*** RECORDS PROVIDED Section Begins ***

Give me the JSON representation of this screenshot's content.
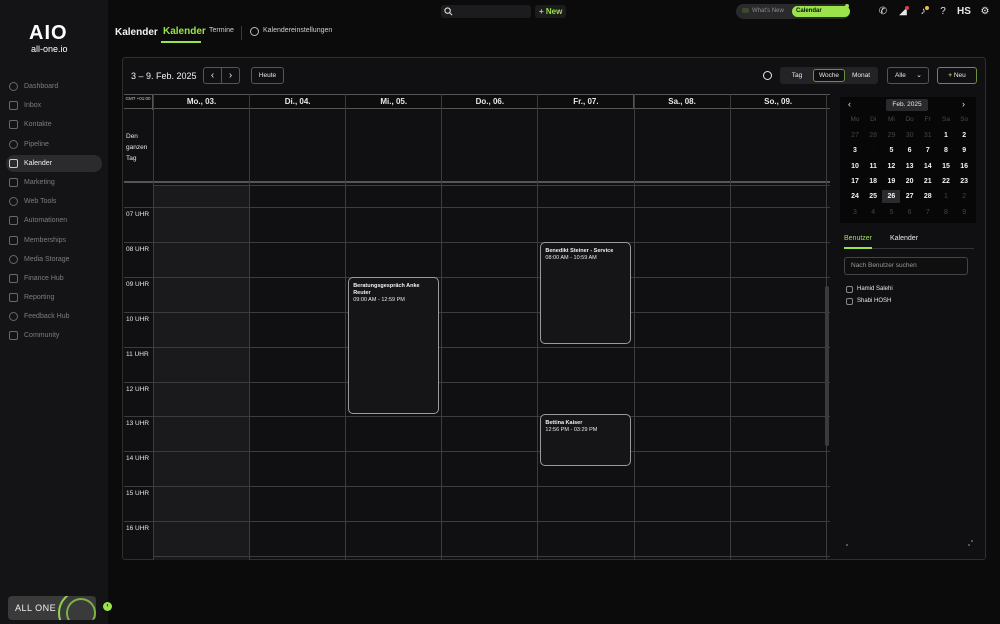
{
  "topbar": {
    "new_label": "+ New",
    "whats_new": "What's New",
    "calendar_updates": "Calendar Updates",
    "user_initials": "HS"
  },
  "sidebar": {
    "logo": "AIO",
    "logo_text": "all-one.io",
    "items": [
      {
        "label": "Dashboard",
        "icon": "dashboard-icon"
      },
      {
        "label": "Inbox",
        "icon": "inbox-icon"
      },
      {
        "label": "Kontakte",
        "icon": "contacts-icon"
      },
      {
        "label": "Pipeline",
        "icon": "pipeline-icon"
      },
      {
        "label": "Kalender",
        "icon": "calendar-icon",
        "active": true
      },
      {
        "label": "Marketing",
        "icon": "marketing-icon"
      },
      {
        "label": "Web Tools",
        "icon": "web-tools-icon"
      },
      {
        "label": "Automationen",
        "icon": "automation-icon"
      },
      {
        "label": "Memberships",
        "icon": "memberships-icon"
      },
      {
        "label": "Media Storage",
        "icon": "media-storage-icon"
      },
      {
        "label": "Finance Hub",
        "icon": "finance-icon"
      },
      {
        "label": "Reporting",
        "icon": "reporting-icon"
      },
      {
        "label": "Feedback Hub",
        "icon": "feedback-icon"
      },
      {
        "label": "Community",
        "icon": "community-icon"
      }
    ],
    "brand_footer": "ALL ONE"
  },
  "subnav": {
    "title": "Kalender",
    "tabs": [
      "Kalender",
      "Termine",
      "Kalendereinstellungen"
    ]
  },
  "toolbar": {
    "date_range": "3 – 9. Feb. 2025",
    "today": "Heute",
    "views": [
      "Tag",
      "Woche",
      "Monat"
    ],
    "active_view": "Woche",
    "filter": "Alle",
    "new": "Neu"
  },
  "grid": {
    "timezone": "GMT +01:00",
    "days": [
      "Mo., 03.",
      "Di., 04.",
      "Mi., 05.",
      "Do., 06.",
      "Fr., 07.",
      "Sa., 08.",
      "So., 09."
    ],
    "allday_label": "Den ganzen Tag",
    "hours": [
      "07 UHR",
      "08 UHR",
      "09 UHR",
      "10 UHR",
      "11 UHR",
      "12 UHR",
      "13 UHR",
      "14 UHR",
      "15 UHR",
      "16 UHR"
    ],
    "events": [
      {
        "title": "Beratungsgespräch Anke Reuter",
        "time": "09:00 AM - 12:59 PM",
        "day": "Mi., 05."
      },
      {
        "title": "Benedikt Steiner - Service",
        "time": "08:00 AM - 10:59 AM",
        "day": "Fr., 07."
      },
      {
        "title": "Bettina Kaiser",
        "time": "12:56 PM - 03:29 PM",
        "day": "Fr., 07."
      }
    ]
  },
  "mini_calendar": {
    "month": "Feb. 2025",
    "weekdays": [
      "Mo",
      "Di",
      "Mi",
      "Do",
      "Fr",
      "Sa",
      "So"
    ],
    "weeks": [
      [
        "27",
        "28",
        "29",
        "30",
        "31",
        "1",
        "2"
      ],
      [
        "3",
        "4",
        "5",
        "6",
        "7",
        "8",
        "9"
      ],
      [
        "10",
        "11",
        "12",
        "13",
        "14",
        "15",
        "16"
      ],
      [
        "17",
        "18",
        "19",
        "20",
        "21",
        "22",
        "23"
      ],
      [
        "24",
        "25",
        "26",
        "27",
        "28",
        "1",
        "2"
      ],
      [
        "3",
        "4",
        "5",
        "6",
        "7",
        "8",
        "9"
      ]
    ],
    "today": "4"
  },
  "right_panel": {
    "tabs": [
      "Benutzer",
      "Kalender"
    ],
    "search_placeholder": "Nach Benutzer suchen",
    "users": [
      "Hamid Salehi",
      "Shabi HOSH"
    ]
  },
  "colors": {
    "accent": "#9ae34a",
    "background": "#0b0b0c",
    "panel": "#101012"
  }
}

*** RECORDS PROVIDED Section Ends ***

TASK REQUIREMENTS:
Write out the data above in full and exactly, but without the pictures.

WRITTEN ANSWER:
Give me the JSON representation of this screenshot's content.
{
  "topbar": {
    "new_label": "+ New",
    "whats_new": "What's New",
    "calendar_updates": "Calendar Updates",
    "user_initials": "HS"
  },
  "sidebar": {
    "logo": "AIO",
    "logo_text": "all-one.io",
    "items": [
      {
        "label": "Dashboard",
        "icon": "dashboard-icon"
      },
      {
        "label": "Inbox",
        "icon": "inbox-icon"
      },
      {
        "label": "Kontakte",
        "icon": "contacts-icon"
      },
      {
        "label": "Pipeline",
        "icon": "pipeline-icon"
      },
      {
        "label": "Kalender",
        "icon": "calendar-icon",
        "active": true
      },
      {
        "label": "Marketing",
        "icon": "marketing-icon"
      },
      {
        "label": "Web Tools",
        "icon": "web-tools-icon"
      },
      {
        "label": "Automationen",
        "icon": "automation-icon"
      },
      {
        "label": "Memberships",
        "icon": "memberships-icon"
      },
      {
        "label": "Media Storage",
        "icon": "media-storage-icon"
      },
      {
        "label": "Finance Hub",
        "icon": "finance-icon"
      },
      {
        "label": "Reporting",
        "icon": "reporting-icon"
      },
      {
        "label": "Feedback Hub",
        "icon": "feedback-icon"
      },
      {
        "label": "Community",
        "icon": "community-icon"
      }
    ],
    "brand_footer": "ALL ONE"
  },
  "subnav": {
    "title": "Kalender",
    "tabs": [
      "Kalender",
      "Termine",
      "Kalendereinstellungen"
    ]
  },
  "toolbar": {
    "date_range": "3 – 9. Feb. 2025",
    "today": "Heute",
    "views": [
      "Tag",
      "Woche",
      "Monat"
    ],
    "active_view": "Woche",
    "filter": "Alle",
    "new": "Neu"
  },
  "grid": {
    "timezone": "GMT +01:00",
    "days": [
      "Mo., 03.",
      "Di., 04.",
      "Mi., 05.",
      "Do., 06.",
      "Fr., 07.",
      "Sa., 08.",
      "So., 09."
    ],
    "allday_label": "Den ganzen Tag",
    "hours": [
      "07 UHR",
      "08 UHR",
      "09 UHR",
      "10 UHR",
      "11 UHR",
      "12 UHR",
      "13 UHR",
      "14 UHR",
      "15 UHR",
      "16 UHR"
    ],
    "events": [
      {
        "title": "Beratungsgespräch Anke Reuter",
        "time": "09:00 AM - 12:59 PM",
        "day": "Mi., 05."
      },
      {
        "title": "Benedikt Steiner - Service",
        "time": "08:00 AM - 10:59 AM",
        "day": "Fr., 07."
      },
      {
        "title": "Bettina Kaiser",
        "time": "12:56 PM - 03:29 PM",
        "day": "Fr., 07."
      }
    ]
  },
  "mini_calendar": {
    "month": "Feb. 2025",
    "weekdays": [
      "Mo",
      "Di",
      "Mi",
      "Do",
      "Fr",
      "Sa",
      "So"
    ],
    "weeks": [
      [
        "27",
        "28",
        "29",
        "30",
        "31",
        "1",
        "2"
      ],
      [
        "3",
        "4",
        "5",
        "6",
        "7",
        "8",
        "9"
      ],
      [
        "10",
        "11",
        "12",
        "13",
        "14",
        "15",
        "16"
      ],
      [
        "17",
        "18",
        "19",
        "20",
        "21",
        "22",
        "23"
      ],
      [
        "24",
        "25",
        "26",
        "27",
        "28",
        "1",
        "2"
      ],
      [
        "3",
        "4",
        "5",
        "6",
        "7",
        "8",
        "9"
      ]
    ],
    "today": "4"
  },
  "right_panel": {
    "tabs": [
      "Benutzer",
      "Kalender"
    ],
    "search_placeholder": "Nach Benutzer suchen",
    "users": [
      "Hamid Salehi",
      "Shabi HOSH"
    ]
  },
  "colors": {
    "accent": "#9ae34a",
    "background": "#0b0b0c",
    "panel": "#101012"
  }
}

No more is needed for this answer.